Directions for this task :: Leave out the pictures and print the rest of the entries exactly as they stand.

--- Information provided ---

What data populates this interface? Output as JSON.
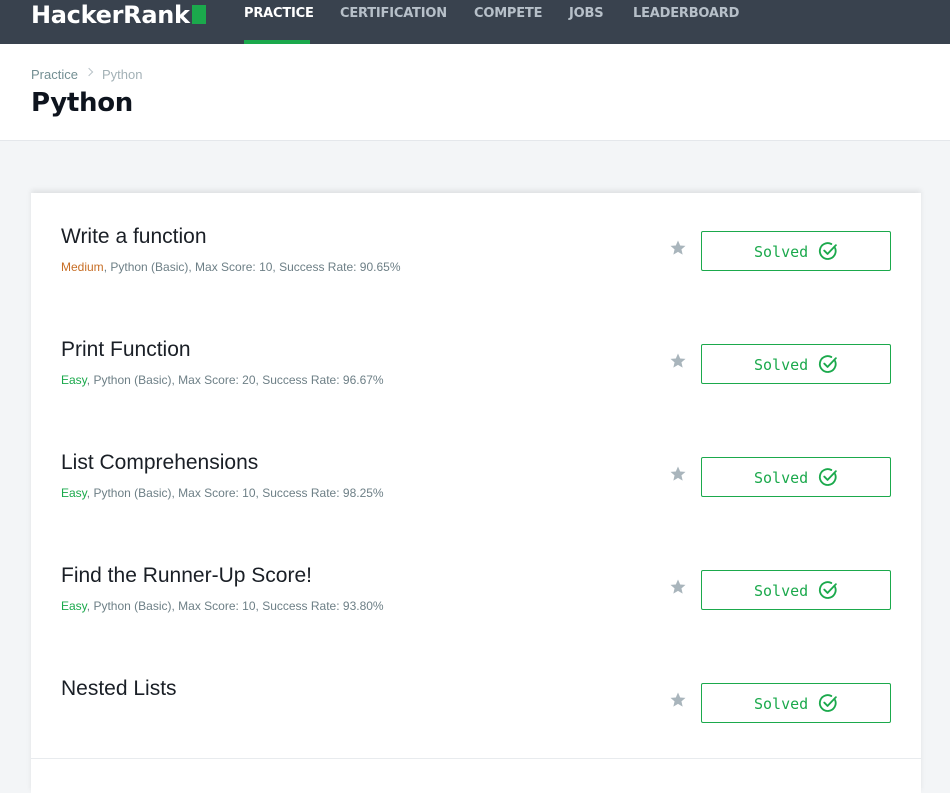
{
  "nav": {
    "logo": "HackerRank",
    "items": [
      "PRACTICE",
      "CERTIFICATION",
      "COMPETE",
      "JOBS",
      "LEADERBOARD"
    ],
    "active": "PRACTICE"
  },
  "breadcrumb": [
    "Practice",
    "Python"
  ],
  "page_title": "Python",
  "challenges": [
    {
      "title": "Write a function",
      "difficulty": "Medium",
      "details": ", Python (Basic), Max Score: 10, Success Rate: 90.65%",
      "status": "Solved"
    },
    {
      "title": "Print Function",
      "difficulty": "Easy",
      "details": ", Python (Basic), Max Score: 20, Success Rate: 96.67%",
      "status": "Solved"
    },
    {
      "title": "List Comprehensions",
      "difficulty": "Easy",
      "details": ", Python (Basic), Max Score: 10, Success Rate: 98.25%",
      "status": "Solved"
    },
    {
      "title": "Find the Runner-Up Score!",
      "difficulty": "Easy",
      "details": ", Python (Basic), Max Score: 10, Success Rate: 93.80%",
      "status": "Solved"
    },
    {
      "title": "Nested Lists",
      "status": "Solved"
    }
  ],
  "colors": {
    "accent": "#1ba94c",
    "navbar": "#39424e",
    "medium": "#c76e25"
  }
}
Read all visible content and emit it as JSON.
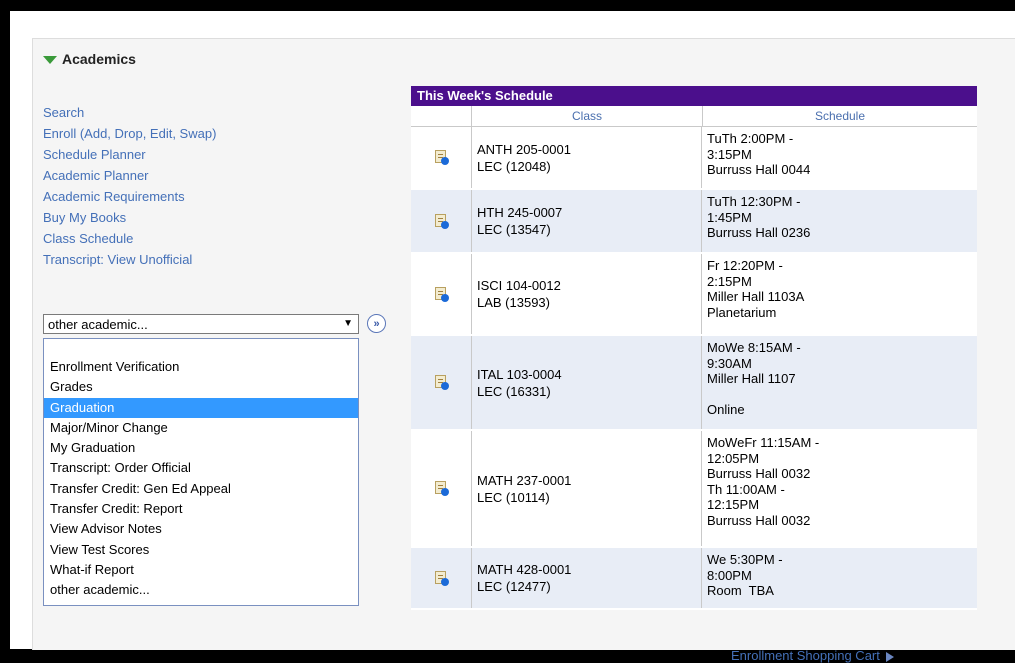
{
  "section": {
    "title": "Academics"
  },
  "links": [
    "Search",
    "Enroll (Add, Drop, Edit, Swap)",
    "Schedule Planner",
    "Academic Planner",
    "Academic Requirements",
    "Buy My Books",
    "Class Schedule",
    "Transcript: View Unofficial"
  ],
  "select": {
    "value": "other academic...",
    "go_icon": "double-chevron-right-icon"
  },
  "dropdown_options": [
    {
      "label": "Enrollment Verification",
      "selected": false
    },
    {
      "label": "Grades",
      "selected": false
    },
    {
      "label": "Graduation",
      "selected": true
    },
    {
      "label": "Major/Minor Change",
      "selected": false
    },
    {
      "label": "My Graduation",
      "selected": false
    },
    {
      "label": "Transcript: Order Official",
      "selected": false
    },
    {
      "label": "Transfer Credit: Gen Ed Appeal",
      "selected": false
    },
    {
      "label": "Transfer Credit: Report",
      "selected": false
    },
    {
      "label": "View Advisor Notes",
      "selected": false
    },
    {
      "label": "View Test Scores",
      "selected": false
    },
    {
      "label": "What-if Report",
      "selected": false
    },
    {
      "label": "other academic...",
      "selected": false
    }
  ],
  "schedule": {
    "title": "This Week's Schedule",
    "col_class": "Class",
    "col_schedule": "Schedule",
    "rows": [
      {
        "course": "ANTH 205-0001",
        "section": "LEC (12048)",
        "schedule": [
          "TuTh 2:00PM -",
          "3:15PM",
          "Burruss Hall 0044"
        ]
      },
      {
        "course": "HTH 245-0007",
        "section": "LEC (13547)",
        "schedule": [
          "TuTh 12:30PM -",
          "1:45PM",
          "Burruss Hall 0236"
        ]
      },
      {
        "course": "ISCI 104-0012",
        "section": "LAB (13593)",
        "schedule": [
          "Fr 12:20PM -",
          "2:15PM",
          "Miller Hall 1103A",
          "Planetarium"
        ]
      },
      {
        "course": "ITAL 103-0004",
        "section": "LEC (16331)",
        "schedule": [
          "MoWe 8:15AM -",
          "9:30AM",
          "Miller Hall 1107",
          "",
          "Online"
        ]
      },
      {
        "course": "MATH 237-0001",
        "section": "LEC (10114)",
        "schedule": [
          "MoWeFr 11:15AM -",
          "12:05PM",
          "Burruss Hall 0032",
          "Th 11:00AM -",
          "12:15PM",
          "Burruss Hall 0032"
        ]
      },
      {
        "course": "MATH 428-0001",
        "section": "LEC (12477)",
        "schedule": [
          "We 5:30PM -",
          "8:00PM",
          "Room  TBA"
        ]
      }
    ]
  },
  "cart_link": "Enrollment Shopping Cart",
  "colors": {
    "header_purple": "#4b0f8c",
    "link_blue": "#4470b8",
    "selection_blue": "#3399ff",
    "alt_row": "#e8edf6"
  }
}
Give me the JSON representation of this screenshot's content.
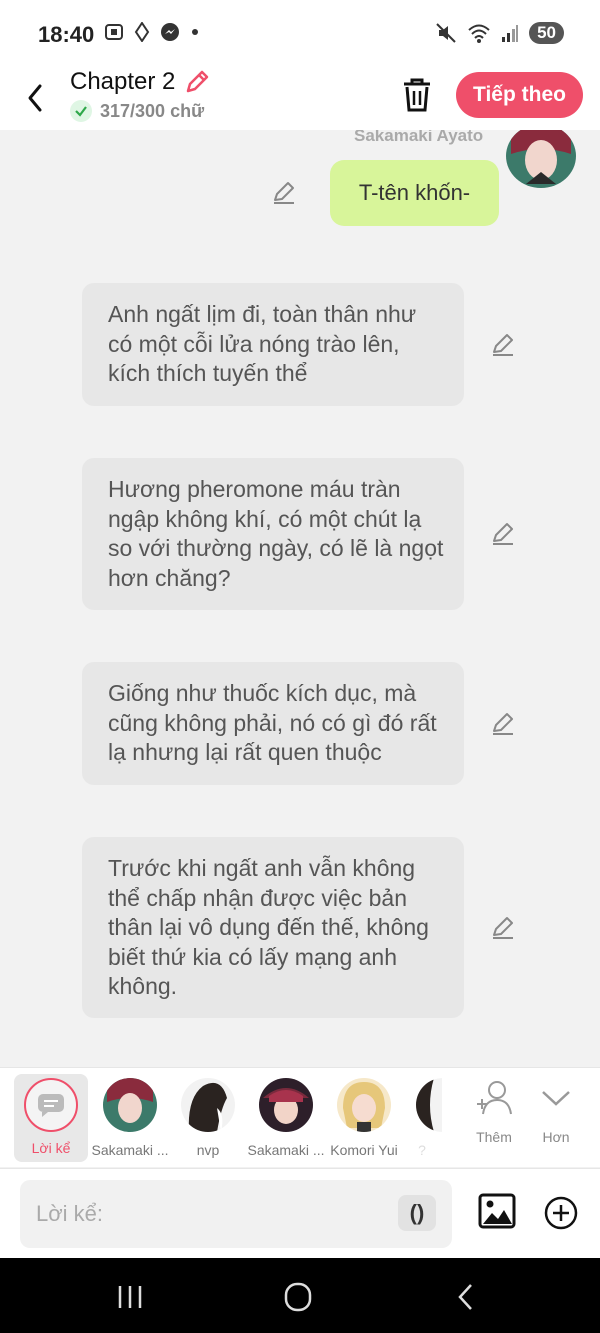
{
  "status_bar": {
    "time": "18:40",
    "battery": "50"
  },
  "header": {
    "title": "Chapter 2",
    "word_count": "317/300 chữ",
    "next_label": "Tiếp theo"
  },
  "chat": {
    "speaker_name": "Sakamaki Ayato",
    "dialogue": "T-tên khốn-",
    "narrations": [
      "Anh ngất lịm đi, toàn thân như có một cỗi lửa nóng trào lên, kích thích tuyến thể",
      "Hương pheromone máu tràn ngập không khí, có một chút lạ so với thường ngày, có lẽ là ngọt hơn chăng?",
      "Giống như thuốc kích dục, mà cũng không phải, nó có gì đó rất lạ nhưng lại rất quen thuộc",
      "Trước khi ngất anh vẫn không thể chấp nhận được việc bản thân lại vô dụng đến thế, không biết thứ kia có lấy mạng anh không."
    ]
  },
  "characters": {
    "narrator_label": "Lời kể",
    "items": [
      {
        "name": "Sakamaki ..."
      },
      {
        "name": "nvp"
      },
      {
        "name": "Sakamaki ..."
      },
      {
        "name": "Komori Yui"
      },
      {
        "name": "?"
      }
    ],
    "add_label": "Thêm",
    "more_label": "Hơn"
  },
  "input": {
    "placeholder": "Lời kể:",
    "paren_label": "()"
  },
  "colors": {
    "accent": "#ef4f6a",
    "dialogue_bubble": "#d8f59a",
    "narration_bubble": "#e7e7e7"
  }
}
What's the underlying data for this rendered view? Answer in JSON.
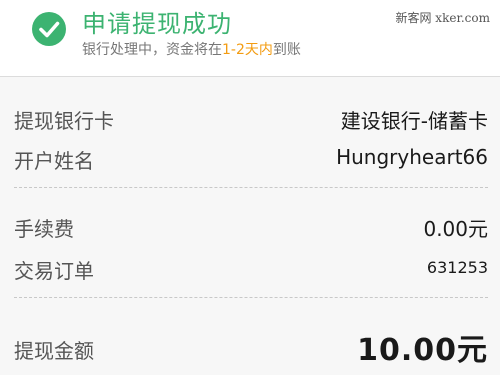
{
  "header": {
    "title": "申请提现成功",
    "subtitle_prefix": "银行处理中，资金将在",
    "subtitle_highlight": "1-2天内",
    "subtitle_suffix": "到账",
    "watermark": "新客网 xker.com",
    "icon": "check-circle-icon",
    "accent_color": "#3cb371",
    "highlight_color": "#f39c12"
  },
  "details": {
    "bank_card_label": "提现银行卡",
    "bank_card_value": "建设银行-储蓄卡",
    "account_name_label": "开户姓名",
    "account_name_value": "Hungryheart66",
    "fee_label": "手续费",
    "fee_value": "0.00元",
    "order_label": "交易订单",
    "order_value": "631253",
    "amount_label": "提现金额",
    "amount_value": "10.00元"
  }
}
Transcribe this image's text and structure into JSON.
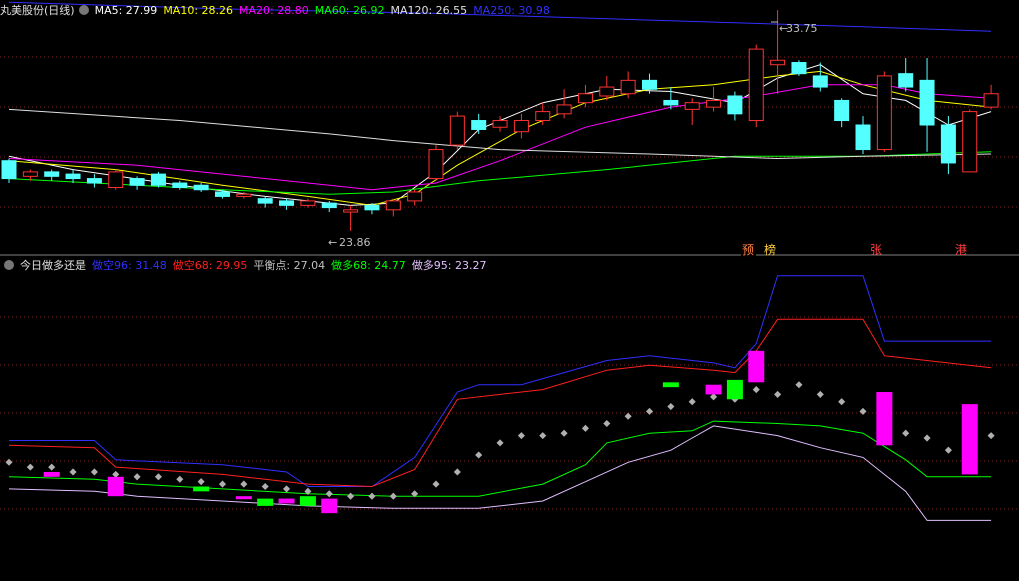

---

Answer space ::
What data populates this interface? Output as JSON.
{
  "nav": {
    "logo": "HackerRank",
    "items": [
      "PRACTICE",
      "CERTIFICATION",
      "COMPETE",
      "JOBS",
      "LEADERBOARD"
    ],
    "active": "PRACTICE"
  },
  "breadcrumb": [
    "Practice",
    "Python"
  ],
  "page_title": "Python",
  "challenges": [
    {
      "title": "Write a function",
      "difficulty": "Medium",
      "details": ", Python (Basic), Max Score: 10, Success Rate: 90.65%",
      "status": "Solved"
    },
    {
      "title": "Print Function",
      "difficulty": "Easy",
      "details": ", Python (Basic), Max Score: 20, Success Rate: 96.67%",
      "status": "Solved"
    },
    {
      "title": "List Comprehensions",
      "difficulty": "Easy",
      "details": ", Python (Basic), Max Score: 10, Success Rate: 98.25%",
      "status": "Solved"
    },
    {
      "title": "Find the Runner-Up Score!",
      "difficulty": "Easy",
      "details": ", Python (Basic), Max Score: 10, Success Rate: 93.80%",
      "status": "Solved"
    },
    {
      "title": "Nested Lists",
      "status": "Solved"
    }
  ],
  "colors": {
    "accent": "#1ba94c",
    "navbar": "#39424e",
    "medium": "#c76e25"
  }
}
Read all visible content and emit it as JSON.
{
  "section": {
    "title": "Academics"
  },
  "links": [
    "Search",
    "Enroll (Add, Drop, Edit, Swap)",
    "Schedule Planner",
    "Academic Planner",
    "Academic Requirements",
    "Buy My Books",
    "Class Schedule",
    "Transcript: View Unofficial"
  ],
  "select": {
    "value": "other academic...",
    "go_icon": "double-chevron-right-icon"
  },
  "dropdown_options": [
    {
      "label": "Enrollment Verification",
      "selected": false
    },
    {
      "label": "Grades",
      "selected": false
    },
    {
      "label": "Graduation",
      "selected": true
    },
    {
      "label": "Major/Minor Change",
      "selected": false
    },
    {
      "label": "My Graduation",
      "selected": false
    },
    {
      "label": "Transcript: Order Official",
      "selected": false
    },
    {
      "label": "Transfer Credit: Gen Ed Appeal",
      "selected": false
    },
    {
      "label": "Transfer Credit: Report",
      "selected": false
    },
    {
      "label": "View Advisor Notes",
      "selected": false
    },
    {
      "label": "View Test Scores",
      "selected": false
    },
    {
      "label": "What-if Report",
      "selected": false
    },
    {
      "label": "other academic...",
      "selected": false
    }
  ],
  "schedule": {
    "title": "This Week's Schedule",
    "col_class": "Class",
    "col_schedule": "Schedule",
    "rows": [
      {
        "course": "ANTH 205-0001",
        "section": "LEC (12048)",
        "schedule": [
          "TuTh 2:00PM -",
          "3:15PM",
          "Burruss Hall 0044"
        ]
      },
      {
        "course": "HTH 245-0007",
        "section": "LEC (13547)",
        "schedule": [
          "TuTh 12:30PM -",
          "1:45PM",
          "Burruss Hall 0236"
        ]
      },
      {
        "course": "ISCI 104-0012",
        "section": "LAB (13593)",
        "schedule": [
          "Fr 12:20PM -",
          "2:15PM",
          "Miller Hall 1103A",
          "Planetarium"
        ]
      },
      {
        "course": "ITAL 103-0004",
        "section": "LEC (16331)",
        "schedule": [
          "MoWe 8:15AM -",
          "9:30AM",
          "Miller Hall 1107",
          "",
          "Online"
        ]
      },
      {
        "course": "MATH 237-0001",
        "section": "LEC (10114)",
        "schedule": [
          "MoWeFr 11:15AM -",
          "12:05PM",
          "Burruss Hall 0032",
          "Th 11:00AM -",
          "12:15PM",
          "Burruss Hall 0032"
        ]
      },
      {
        "course": "MATH 428-0001",
        "section": "LEC (12477)",
        "schedule": [
          "We 5:30PM -",
          "8:00PM",
          "Room  TBA"
        ]
      }
    ]
  },
  "cart_link": "Enrollment Shopping Cart",
  "colors": {
    "header_purple": "#4b0f8c",
    "link_blue": "#4470b8",
    "selection_blue": "#3399ff",
    "alt_row": "#e8edf6"
  }
}
Give me the JSON representation of this screenshot's content.
{
  "status_bar": {
    "time": "18:40",
    "battery": "50"
  },
  "header": {
    "title": "Chapter 2",
    "word_count": "317/300 chữ",
    "next_label": "Tiếp theo"
  },
  "chat": {
    "speaker_name": "Sakamaki Ayato",
    "dialogue": "T-tên khốn-",
    "narrations": [
      "Anh ngất lịm đi, toàn thân như có một cỗi lửa nóng trào lên, kích thích tuyến thể",
      "Hương pheromone máu tràn ngập không khí, có một chút lạ so với thường ngày, có lẽ là ngọt hơn chăng?",
      "Giống như thuốc kích dục, mà cũng không phải, nó có gì đó rất lạ nhưng lại rất quen thuộc",
      "Trước khi ngất anh vẫn không thể chấp nhận được việc bản thân lại vô dụng đến thế, không biết thứ kia có lấy mạng anh không."
    ]
  },
  "characters": {
    "narrator_label": "Lời kể",
    "items": [
      {
        "name": "Sakamaki ..."
      },
      {
        "name": "nvp"
      },
      {
        "name": "Sakamaki ..."
      },
      {
        "name": "Komori Yui"
      },
      {
        "name": "?"
      }
    ],
    "add_label": "Thêm",
    "more_label": "Hơn"
  },
  "input": {
    "placeholder": "Lời kể:",
    "paren_label": "()"
  },
  "colors": {
    "accent": "#ef4f6a",
    "dialogue_bubble": "#d8f59a",
    "narration_bubble": "#e7e7e7"
  }
}
What's the underlying data for this rendered view? Answer in JSON.
{
  "header": {
    "title": "申请提现成功",
    "subtitle_prefix": "银行处理中，资金将在",
    "subtitle_highlight": "1-2天内",
    "subtitle_suffix": "到账",
    "watermark": "新客网 xker.com",
    "icon": "check-circle-icon",
    "accent_color": "#3cb371",
    "highlight_color": "#f39c12"
  },
  "details": {
    "bank_card_label": "提现银行卡",
    "bank_card_value": "建设银行-储蓄卡",
    "account_name_label": "开户姓名",
    "account_name_value": "Hungryheart66",
    "fee_label": "手续费",
    "fee_value": "0.00元",
    "order_label": "交易订单",
    "order_value": "631253",
    "amount_label": "提现金额",
    "amount_value": "10.00元"
  }
}
Transcribe this image's text and structure into JSON.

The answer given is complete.